    Thank you for your coverage, I am very pleased with it, thus I have upvoted it. I especially like that the answer comes from someone who actually plays the line. I have found coverage of this line in J.Plaskett's and j.Emms' books, but they are dated by now. They all featured ...Bh5 retreat. I believe that from your diagram Black gets something like "Forth-Knox" French, which gives small edge for White due to bishop pair, but ultimately Black is rock-solid. – AlwaysLearningNewStuff Aug 4 '14 at 16:56
  • My pardon for extending my thoughts into separate comment, but it couldn't fit in the above one: I just wonder, if you have any title / rating? Have you tried this against masters, and what are your experiences? I will wait for a while in case some better answer pops out, but do not worry -> I never forget to accept an answer, especially such a good one! Since I wish to play this against FMs onwards I really need to be sure that the answer provides high quality coverage of this line. Thanks again, best regards! – AlwaysLearningNewStuff Aug 4 '14 at 17:00
  • Glad I can help you. I had used this line against my coach, which is a CM, but it's just a casual game and I guess the reason I won is just he doesn't play against scandinavian so often. I have only provisional rating currently. – Brass2010 Aug 4 '14 at 17:03
  • By the way, may I ask if what is your desired setup. It would be really helpful if i can know it – Brass2010 Aug 4 '14 at 17:06
  • By the way, may I ask if what is your desired setup -> Of course! I said it in my post, I aim for "Viking setup" -> Nc6 + 0-0-0 so I can pressure d4, but if lines with c6 work then I would accept them as well... – AlwaysLearningNewStuff Aug 4 '14 at 17:08
0

I was able to find the name of the line I'm interested in. It is called Lasker variation. It was taken up by GM Ian Rogers in the 1980s but ultimately a way for White to obtain an advantage was found.

After looking through the lines in my Fritz opening book, checking them with Chess Informant ECO B ( 1984 ) and online, I have found that they haven't changed that much.

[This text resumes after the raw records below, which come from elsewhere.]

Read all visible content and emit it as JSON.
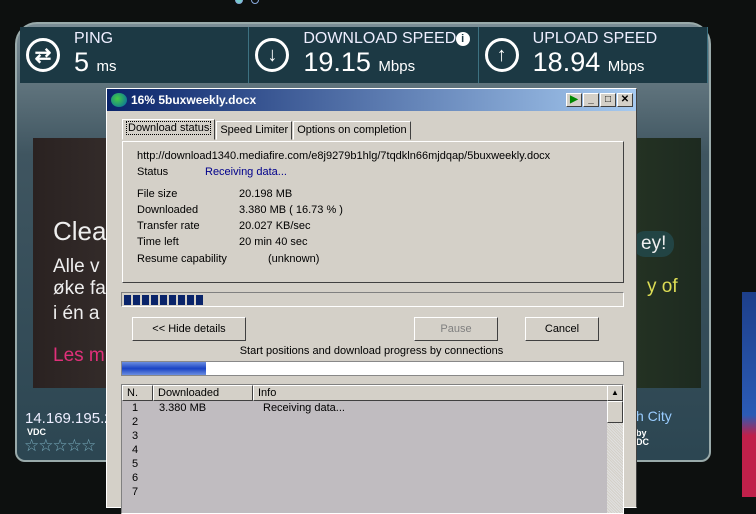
{
  "speedtest": {
    "ping": {
      "label": "PING",
      "value": "5",
      "unit": "ms"
    },
    "download": {
      "label": "DOWNLOAD SPEED",
      "value": "19.15",
      "unit": "Mbps"
    },
    "upload": {
      "label": "UPLOAD SPEED",
      "value": "18.94",
      "unit": "Mbps"
    },
    "ip": "14.169.195.2",
    "isp": "VDC",
    "city": "h City",
    "host_by": "by",
    "host": "DC",
    "ad_lines": [
      "Clea",
      "Alle v",
      "øke fa",
      "i én a",
      "Les m"
    ],
    "ad_right": [
      "ey!",
      "y of"
    ]
  },
  "dialog": {
    "title": "16% 5buxweekly.docx",
    "tabs": [
      "Download status",
      "Speed Limiter",
      "Options on completion"
    ],
    "url": "http://download1340.mediafire.com/e8j9279b1hlg/7tqdkln66mjdqap/5buxweekly.docx",
    "status_label": "Status",
    "status": "Receiving data...",
    "fields": [
      {
        "label": "File size",
        "value": "20.198  MB"
      },
      {
        "label": "Downloaded",
        "value": "3.380  MB  ( 16.73 % )"
      },
      {
        "label": "Transfer rate",
        "value": "20.027  KB/sec"
      },
      {
        "label": "Time left",
        "value": "20 min 40 sec"
      }
    ],
    "resume_label": "Resume capability",
    "resume": "(unknown)",
    "progress_percent": 16.73,
    "hide_details": "<< Hide details",
    "pause": "Pause",
    "cancel": "Cancel",
    "connections_caption": "Start positions and download progress by connections",
    "columns": [
      "N.",
      "Downloaded",
      "Info"
    ],
    "rows": [
      {
        "n": "1",
        "downloaded": "3.380  MB",
        "info": "Receiving data..."
      },
      {
        "n": "2",
        "downloaded": "",
        "info": ""
      },
      {
        "n": "3",
        "downloaded": "",
        "info": ""
      },
      {
        "n": "4",
        "downloaded": "",
        "info": ""
      },
      {
        "n": "5",
        "downloaded": "",
        "info": ""
      },
      {
        "n": "6",
        "downloaded": "",
        "info": ""
      },
      {
        "n": "7",
        "downloaded": "",
        "info": ""
      }
    ]
  }
}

Since I dislike playing such positions I will rather play 6...Bxf3 and posted answer covered them enough for me ( I have checked that line too ). That is why I have officially accepted the answer, and will add mine here just so current theory of this line with 6...Bh5 can be given in case someone is interested:

[Title "Scandinavian defense, Lasker variation"]
[fen ""]

1.e4 d5 2.exd5 Qxd5 3.Nc3 Qa5 4.d4 Nf6 5.Nf3 Bg4 6.h3 Bh5 7.g4! Bg6 8.Ne5 e6 ( 8...c6!? 9.h4 Ne4 10.Bd2 Qb6 11.Nxg6 Nxc3 12.Bxc3 hxg6 13.Qd2 e6 14.O-O-O ) ( 8...Nbd7 9.Nc4 Qa6 10.Bf4 Qe6+ $8 11.Ne3!? Qb6 12.Nb5! Rc8 13.g5!) 9.Bg2 c6 10.h4 Be4 11.Bxe4 Nxe4 12.Qf3 Nd6 13.Bf4 +/=

The sub-variation with 8...Nbd7 is analyzed in this ChessCafe article, which also gives brief history of the entire line and quickly examines main lines I have presented here.

| improve this answer | |

Your Answer

By clicking “Post Your Answer”, you agree to our terms of service, privacy policy and cookie policy

Not the answer you're looking for? Browse other questions tagged or ask your own question.